** TASK STATEMENT **
Write only the number of lines in the entries below that contain the string "Geometry".

————

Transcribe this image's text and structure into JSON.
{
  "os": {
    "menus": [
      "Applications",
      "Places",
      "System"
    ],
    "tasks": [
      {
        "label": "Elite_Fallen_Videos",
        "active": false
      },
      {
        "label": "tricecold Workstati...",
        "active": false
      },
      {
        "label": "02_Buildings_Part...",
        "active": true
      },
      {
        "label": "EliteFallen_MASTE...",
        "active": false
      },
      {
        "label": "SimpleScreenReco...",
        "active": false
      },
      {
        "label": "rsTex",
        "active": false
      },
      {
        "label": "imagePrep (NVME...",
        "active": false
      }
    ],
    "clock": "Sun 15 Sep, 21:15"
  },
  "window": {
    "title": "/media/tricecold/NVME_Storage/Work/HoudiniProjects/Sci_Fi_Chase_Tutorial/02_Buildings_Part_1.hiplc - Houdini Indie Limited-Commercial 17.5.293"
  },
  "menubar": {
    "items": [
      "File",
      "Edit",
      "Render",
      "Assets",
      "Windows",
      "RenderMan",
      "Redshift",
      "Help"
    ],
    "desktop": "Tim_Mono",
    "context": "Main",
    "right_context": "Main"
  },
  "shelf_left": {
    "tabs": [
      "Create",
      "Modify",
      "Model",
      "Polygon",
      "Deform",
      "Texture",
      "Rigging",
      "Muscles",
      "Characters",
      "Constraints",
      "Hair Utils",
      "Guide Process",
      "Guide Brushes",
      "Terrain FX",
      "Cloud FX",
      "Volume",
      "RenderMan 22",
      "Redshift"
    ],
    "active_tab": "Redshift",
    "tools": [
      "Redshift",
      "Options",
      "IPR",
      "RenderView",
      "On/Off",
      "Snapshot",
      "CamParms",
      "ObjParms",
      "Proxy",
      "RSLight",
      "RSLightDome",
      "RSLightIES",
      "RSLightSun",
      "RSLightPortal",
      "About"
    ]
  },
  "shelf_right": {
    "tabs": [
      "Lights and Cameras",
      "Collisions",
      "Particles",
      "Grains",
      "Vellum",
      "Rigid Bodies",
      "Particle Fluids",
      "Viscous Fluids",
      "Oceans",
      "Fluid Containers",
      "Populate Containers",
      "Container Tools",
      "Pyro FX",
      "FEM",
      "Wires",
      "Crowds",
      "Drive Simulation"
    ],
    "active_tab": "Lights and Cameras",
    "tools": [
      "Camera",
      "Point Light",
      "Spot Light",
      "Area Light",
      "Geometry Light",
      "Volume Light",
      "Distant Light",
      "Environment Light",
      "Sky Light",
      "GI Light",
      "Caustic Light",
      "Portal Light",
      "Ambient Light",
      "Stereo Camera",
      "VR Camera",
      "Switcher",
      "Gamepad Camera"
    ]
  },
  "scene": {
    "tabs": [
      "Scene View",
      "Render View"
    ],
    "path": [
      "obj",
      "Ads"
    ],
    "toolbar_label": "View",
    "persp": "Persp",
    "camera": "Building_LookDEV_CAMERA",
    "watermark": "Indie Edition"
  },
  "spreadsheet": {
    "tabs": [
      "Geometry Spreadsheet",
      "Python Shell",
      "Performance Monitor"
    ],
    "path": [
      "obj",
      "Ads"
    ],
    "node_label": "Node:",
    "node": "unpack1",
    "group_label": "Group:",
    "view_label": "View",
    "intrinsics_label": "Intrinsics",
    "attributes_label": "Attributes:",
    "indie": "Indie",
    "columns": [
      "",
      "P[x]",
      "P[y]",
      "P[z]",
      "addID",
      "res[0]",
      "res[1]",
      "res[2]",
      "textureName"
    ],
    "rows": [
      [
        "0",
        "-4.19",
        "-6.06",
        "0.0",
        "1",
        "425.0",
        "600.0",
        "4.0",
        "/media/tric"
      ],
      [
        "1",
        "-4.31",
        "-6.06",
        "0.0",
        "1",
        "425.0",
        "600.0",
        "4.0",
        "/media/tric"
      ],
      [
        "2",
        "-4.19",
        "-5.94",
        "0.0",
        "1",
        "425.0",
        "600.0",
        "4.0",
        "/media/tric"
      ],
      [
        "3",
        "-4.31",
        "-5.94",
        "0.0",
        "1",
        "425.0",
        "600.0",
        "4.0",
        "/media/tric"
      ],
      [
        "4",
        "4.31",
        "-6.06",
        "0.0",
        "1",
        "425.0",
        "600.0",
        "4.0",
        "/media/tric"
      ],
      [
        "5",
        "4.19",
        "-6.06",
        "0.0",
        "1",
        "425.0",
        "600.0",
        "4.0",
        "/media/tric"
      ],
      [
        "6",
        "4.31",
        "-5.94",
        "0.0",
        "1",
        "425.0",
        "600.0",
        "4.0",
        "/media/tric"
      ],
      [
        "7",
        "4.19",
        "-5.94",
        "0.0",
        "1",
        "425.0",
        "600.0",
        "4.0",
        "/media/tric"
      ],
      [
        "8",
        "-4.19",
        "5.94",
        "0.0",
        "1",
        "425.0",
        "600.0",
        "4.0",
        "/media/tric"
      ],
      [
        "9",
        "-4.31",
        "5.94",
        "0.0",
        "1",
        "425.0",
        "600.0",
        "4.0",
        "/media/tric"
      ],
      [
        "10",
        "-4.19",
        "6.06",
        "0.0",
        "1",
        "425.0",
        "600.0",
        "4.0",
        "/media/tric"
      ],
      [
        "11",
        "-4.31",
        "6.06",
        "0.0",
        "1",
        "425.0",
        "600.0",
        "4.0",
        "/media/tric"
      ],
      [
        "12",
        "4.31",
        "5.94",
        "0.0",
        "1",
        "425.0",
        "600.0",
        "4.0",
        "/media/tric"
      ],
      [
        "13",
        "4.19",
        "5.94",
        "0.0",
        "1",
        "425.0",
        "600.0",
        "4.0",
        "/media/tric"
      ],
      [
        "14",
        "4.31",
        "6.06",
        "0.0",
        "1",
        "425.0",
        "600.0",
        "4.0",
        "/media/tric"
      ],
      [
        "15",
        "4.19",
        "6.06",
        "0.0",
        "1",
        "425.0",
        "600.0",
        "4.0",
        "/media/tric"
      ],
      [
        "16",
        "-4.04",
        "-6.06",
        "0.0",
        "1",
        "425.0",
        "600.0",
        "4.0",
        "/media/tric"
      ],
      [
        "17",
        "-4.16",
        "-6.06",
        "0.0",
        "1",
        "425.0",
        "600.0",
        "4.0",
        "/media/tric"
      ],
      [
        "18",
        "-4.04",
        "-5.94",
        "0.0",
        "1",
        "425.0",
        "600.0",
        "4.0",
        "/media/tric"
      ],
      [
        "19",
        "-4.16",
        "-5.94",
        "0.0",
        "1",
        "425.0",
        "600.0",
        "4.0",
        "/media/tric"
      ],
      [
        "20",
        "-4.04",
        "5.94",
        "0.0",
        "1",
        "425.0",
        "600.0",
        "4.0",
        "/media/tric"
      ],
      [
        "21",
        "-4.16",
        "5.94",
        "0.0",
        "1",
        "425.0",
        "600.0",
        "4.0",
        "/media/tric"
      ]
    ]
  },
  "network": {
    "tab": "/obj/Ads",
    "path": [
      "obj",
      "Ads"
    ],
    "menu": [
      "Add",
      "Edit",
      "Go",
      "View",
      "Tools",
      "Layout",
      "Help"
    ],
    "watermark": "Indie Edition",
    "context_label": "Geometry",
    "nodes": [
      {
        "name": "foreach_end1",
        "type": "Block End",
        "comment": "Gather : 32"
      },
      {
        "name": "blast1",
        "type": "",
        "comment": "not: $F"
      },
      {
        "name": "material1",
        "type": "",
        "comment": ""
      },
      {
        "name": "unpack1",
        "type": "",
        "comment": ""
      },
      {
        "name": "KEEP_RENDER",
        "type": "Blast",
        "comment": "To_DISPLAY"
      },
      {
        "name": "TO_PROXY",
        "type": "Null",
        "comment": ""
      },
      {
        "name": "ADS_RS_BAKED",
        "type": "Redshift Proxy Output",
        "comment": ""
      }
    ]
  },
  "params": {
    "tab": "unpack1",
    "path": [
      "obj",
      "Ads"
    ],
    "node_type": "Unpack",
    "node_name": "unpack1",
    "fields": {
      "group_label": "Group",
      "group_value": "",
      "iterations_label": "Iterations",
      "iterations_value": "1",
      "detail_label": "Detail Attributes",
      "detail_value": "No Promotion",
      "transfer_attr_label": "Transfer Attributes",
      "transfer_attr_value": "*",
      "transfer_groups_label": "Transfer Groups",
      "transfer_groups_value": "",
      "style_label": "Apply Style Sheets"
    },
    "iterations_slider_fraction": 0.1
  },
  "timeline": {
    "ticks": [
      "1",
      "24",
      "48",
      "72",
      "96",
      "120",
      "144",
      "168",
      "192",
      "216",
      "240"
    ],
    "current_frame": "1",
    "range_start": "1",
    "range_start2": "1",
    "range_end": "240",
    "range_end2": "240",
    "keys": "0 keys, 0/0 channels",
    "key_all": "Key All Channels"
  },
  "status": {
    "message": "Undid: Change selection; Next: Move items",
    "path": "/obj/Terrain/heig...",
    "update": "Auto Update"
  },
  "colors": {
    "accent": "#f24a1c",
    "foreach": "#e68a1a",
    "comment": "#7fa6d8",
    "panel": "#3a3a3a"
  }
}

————

** RESPONSE TO THE TASK **
3